Our Newest Neighbor...

By Karl Emmerich, Gateway News

Traveling east on 120th from Tower Road isn’t exactly a suburban haul. It’s a fair stretch of road that’s technically part of Brighton – 40 years from now. It’s an area of Adams County that’s part of the city’s “strategic growth boundary” but for now, pretty much an independent part of Adams County. It’s a prairie landscape with a bright blue backdrop of Colorado’s Rocky Mountains.

Adams County’s Eastern Front isn’t exactly commonplace to plant a church -- yet alone an Indian Temple. But for the Sikh religion, not so much. Adams County is a five state center point for Sikh parishioners in the United States western region and a logical epicenter for the United States Sikh religion. In fact, nothing nothing could be more at home than Colorado for the Sikhs.

Sikh Temple includes a Prayer Room and Eating Hall

The statuesque Sikh Temple stands in contrast to Colorado’s eternal blue sky but in testament to a religion of welcoming its surrounding community including all of Adams County. Because the Sikh religion is based upon a mandated service of humanity, ‘all are welcome’ to not only visit the temple, but to share a meal at any time, day or night. For anyone who is lacking in our community, it is a tenet of the Sikh religion to share in the bounty of blessings that God has provided.

The Gateway News was invited to one of the Sikh Temple functions just weeks ago. We viewed an opportunity to explore a culture of which we saw few similarities to our own. But aside from a requested removal of our shoes upon entry and a customary head cover, the smiles, handshakes, and warm extension of gratuities were distinctly “good neighbor American”, the things of which rural America was made.
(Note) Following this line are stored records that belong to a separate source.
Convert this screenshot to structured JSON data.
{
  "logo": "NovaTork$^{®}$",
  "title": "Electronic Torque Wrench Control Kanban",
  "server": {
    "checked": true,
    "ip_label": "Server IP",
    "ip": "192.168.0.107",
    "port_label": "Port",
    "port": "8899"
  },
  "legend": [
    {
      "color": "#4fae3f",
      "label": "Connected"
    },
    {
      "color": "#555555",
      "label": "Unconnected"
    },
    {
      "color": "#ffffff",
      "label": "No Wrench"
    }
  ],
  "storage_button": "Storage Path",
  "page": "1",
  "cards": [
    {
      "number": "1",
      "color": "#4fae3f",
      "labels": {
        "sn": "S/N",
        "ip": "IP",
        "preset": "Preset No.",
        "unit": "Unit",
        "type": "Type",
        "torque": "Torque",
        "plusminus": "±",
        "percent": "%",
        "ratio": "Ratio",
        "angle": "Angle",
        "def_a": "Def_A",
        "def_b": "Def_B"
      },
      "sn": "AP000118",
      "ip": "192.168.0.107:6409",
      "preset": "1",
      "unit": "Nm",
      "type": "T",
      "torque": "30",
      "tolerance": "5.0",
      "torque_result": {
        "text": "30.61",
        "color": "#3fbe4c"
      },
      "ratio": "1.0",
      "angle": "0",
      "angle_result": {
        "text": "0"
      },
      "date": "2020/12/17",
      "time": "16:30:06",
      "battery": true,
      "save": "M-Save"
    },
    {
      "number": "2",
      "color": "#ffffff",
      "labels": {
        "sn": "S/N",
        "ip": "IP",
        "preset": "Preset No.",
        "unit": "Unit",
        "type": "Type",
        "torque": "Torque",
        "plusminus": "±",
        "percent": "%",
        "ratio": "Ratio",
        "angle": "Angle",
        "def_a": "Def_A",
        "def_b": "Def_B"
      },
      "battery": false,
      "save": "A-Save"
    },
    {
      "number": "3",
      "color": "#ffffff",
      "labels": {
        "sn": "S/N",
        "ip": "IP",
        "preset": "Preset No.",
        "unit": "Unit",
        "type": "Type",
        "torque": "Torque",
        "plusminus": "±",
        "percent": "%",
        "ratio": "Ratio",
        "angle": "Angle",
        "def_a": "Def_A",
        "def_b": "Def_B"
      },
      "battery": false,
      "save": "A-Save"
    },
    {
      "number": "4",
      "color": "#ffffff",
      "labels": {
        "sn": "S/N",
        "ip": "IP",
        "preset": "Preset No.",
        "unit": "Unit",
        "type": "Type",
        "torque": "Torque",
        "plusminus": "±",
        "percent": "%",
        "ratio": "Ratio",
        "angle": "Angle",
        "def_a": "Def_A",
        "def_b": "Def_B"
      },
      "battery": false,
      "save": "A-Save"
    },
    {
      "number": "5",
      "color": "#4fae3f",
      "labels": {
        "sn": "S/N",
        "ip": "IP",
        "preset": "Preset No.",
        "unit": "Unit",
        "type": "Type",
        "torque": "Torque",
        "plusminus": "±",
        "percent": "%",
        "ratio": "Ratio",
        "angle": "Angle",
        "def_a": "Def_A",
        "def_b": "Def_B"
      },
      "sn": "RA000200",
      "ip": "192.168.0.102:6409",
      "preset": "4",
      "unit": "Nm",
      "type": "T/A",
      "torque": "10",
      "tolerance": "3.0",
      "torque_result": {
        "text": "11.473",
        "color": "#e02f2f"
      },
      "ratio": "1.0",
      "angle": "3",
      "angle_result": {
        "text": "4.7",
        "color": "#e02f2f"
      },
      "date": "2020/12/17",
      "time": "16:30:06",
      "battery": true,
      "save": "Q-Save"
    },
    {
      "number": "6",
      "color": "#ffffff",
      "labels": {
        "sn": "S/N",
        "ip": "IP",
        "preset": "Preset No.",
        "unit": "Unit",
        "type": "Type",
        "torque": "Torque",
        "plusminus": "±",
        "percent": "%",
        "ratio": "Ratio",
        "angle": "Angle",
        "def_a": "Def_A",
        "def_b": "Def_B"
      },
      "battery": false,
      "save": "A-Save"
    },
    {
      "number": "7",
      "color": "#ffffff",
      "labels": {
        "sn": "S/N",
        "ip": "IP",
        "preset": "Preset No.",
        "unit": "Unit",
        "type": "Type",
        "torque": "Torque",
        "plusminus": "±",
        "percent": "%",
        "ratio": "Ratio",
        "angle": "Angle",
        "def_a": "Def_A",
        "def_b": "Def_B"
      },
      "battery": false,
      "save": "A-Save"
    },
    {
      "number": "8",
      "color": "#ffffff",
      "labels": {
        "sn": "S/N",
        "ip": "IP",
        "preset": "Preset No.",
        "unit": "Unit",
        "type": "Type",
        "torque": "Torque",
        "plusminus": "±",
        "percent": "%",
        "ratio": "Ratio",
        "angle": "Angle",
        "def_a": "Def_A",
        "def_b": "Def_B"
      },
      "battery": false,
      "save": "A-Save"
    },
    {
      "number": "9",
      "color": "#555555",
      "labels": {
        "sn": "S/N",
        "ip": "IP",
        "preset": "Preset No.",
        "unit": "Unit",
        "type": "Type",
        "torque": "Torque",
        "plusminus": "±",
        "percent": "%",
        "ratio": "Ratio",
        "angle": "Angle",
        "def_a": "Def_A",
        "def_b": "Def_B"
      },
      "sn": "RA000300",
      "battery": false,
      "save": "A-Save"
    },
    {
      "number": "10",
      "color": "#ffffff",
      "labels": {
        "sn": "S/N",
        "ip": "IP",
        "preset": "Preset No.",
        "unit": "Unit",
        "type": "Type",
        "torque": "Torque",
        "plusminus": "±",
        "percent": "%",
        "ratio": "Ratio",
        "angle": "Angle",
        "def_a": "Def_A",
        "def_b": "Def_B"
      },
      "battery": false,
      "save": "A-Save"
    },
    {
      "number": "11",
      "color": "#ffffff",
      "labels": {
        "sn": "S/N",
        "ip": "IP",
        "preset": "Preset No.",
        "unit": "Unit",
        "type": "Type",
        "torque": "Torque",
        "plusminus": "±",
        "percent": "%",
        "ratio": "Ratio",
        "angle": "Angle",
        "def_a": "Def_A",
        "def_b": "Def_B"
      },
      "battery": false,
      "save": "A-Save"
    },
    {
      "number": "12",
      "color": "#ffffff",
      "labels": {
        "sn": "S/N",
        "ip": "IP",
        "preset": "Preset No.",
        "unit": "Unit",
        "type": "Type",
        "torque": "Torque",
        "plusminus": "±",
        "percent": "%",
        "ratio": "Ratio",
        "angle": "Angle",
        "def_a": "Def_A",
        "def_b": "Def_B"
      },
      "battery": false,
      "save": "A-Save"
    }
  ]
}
Sikh Temple members working together

To say that the Sikh religion is “welcoming” to the community in which it serves would be an understatement. In fact, the religion which hails God as the supreme being recognizes a set of mandates from its initial prophets, or “gurus”, who commanded a life of community love and give-back. And so, “all are welcome” is, at its core, far more than a gesture – it’s a true invitation for Colorado to come visit and enjoy an opportunity to meet a slice of Indian culture and a few new friends.

The Sikh Temple is open seven days a week for visitors and at any time of day or night for those whose needs include a meal or immediate shelter. For planned trips and for a guided tours, visitors are welcome to stop in at: The Sikh Temple is located 1 mile east on 120th from Tower Road. Please join us weekends , during special events, or anytime that you choose to visit the Sikh Temple.